[Items from an interface collection]

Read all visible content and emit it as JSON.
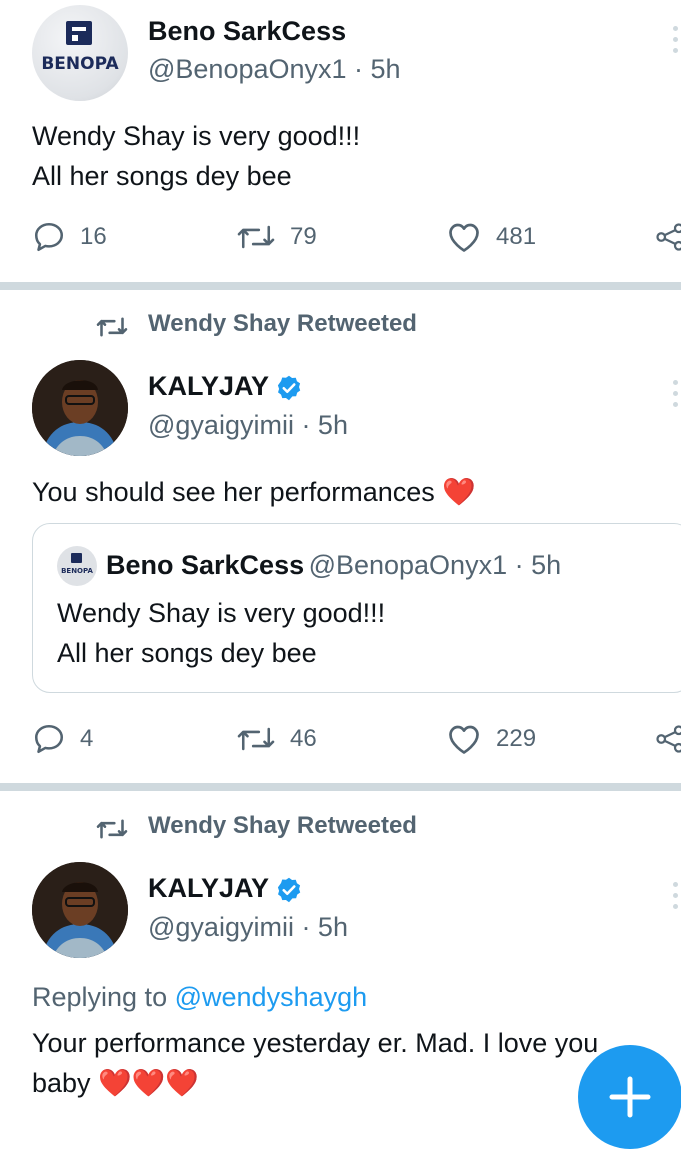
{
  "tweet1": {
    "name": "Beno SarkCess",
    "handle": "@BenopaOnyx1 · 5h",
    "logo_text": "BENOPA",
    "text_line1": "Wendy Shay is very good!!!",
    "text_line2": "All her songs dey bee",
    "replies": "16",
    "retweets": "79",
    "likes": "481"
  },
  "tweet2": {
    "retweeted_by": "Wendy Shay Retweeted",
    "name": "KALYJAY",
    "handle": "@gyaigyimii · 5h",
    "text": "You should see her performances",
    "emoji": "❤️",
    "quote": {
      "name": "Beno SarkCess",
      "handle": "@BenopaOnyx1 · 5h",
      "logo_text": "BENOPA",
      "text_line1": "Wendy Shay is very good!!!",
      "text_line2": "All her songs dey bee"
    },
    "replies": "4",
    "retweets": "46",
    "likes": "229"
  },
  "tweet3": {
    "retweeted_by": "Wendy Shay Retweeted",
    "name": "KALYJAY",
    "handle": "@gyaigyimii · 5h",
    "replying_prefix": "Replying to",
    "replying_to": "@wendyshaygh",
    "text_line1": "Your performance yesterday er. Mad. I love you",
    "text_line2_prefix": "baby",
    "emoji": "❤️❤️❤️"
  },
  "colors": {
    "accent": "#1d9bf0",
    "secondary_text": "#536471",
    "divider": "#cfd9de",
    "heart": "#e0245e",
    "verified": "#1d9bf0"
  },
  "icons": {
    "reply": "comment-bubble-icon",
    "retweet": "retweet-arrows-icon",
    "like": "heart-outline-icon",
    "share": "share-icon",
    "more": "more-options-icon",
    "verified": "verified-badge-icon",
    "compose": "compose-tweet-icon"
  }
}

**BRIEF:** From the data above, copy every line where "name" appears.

**WRITTEN RESPONSE:**
    "name": "Beno SarkCess",
    "name": "KALYJAY",
      "name": "Beno SarkCess",
    "name": "KALYJAY",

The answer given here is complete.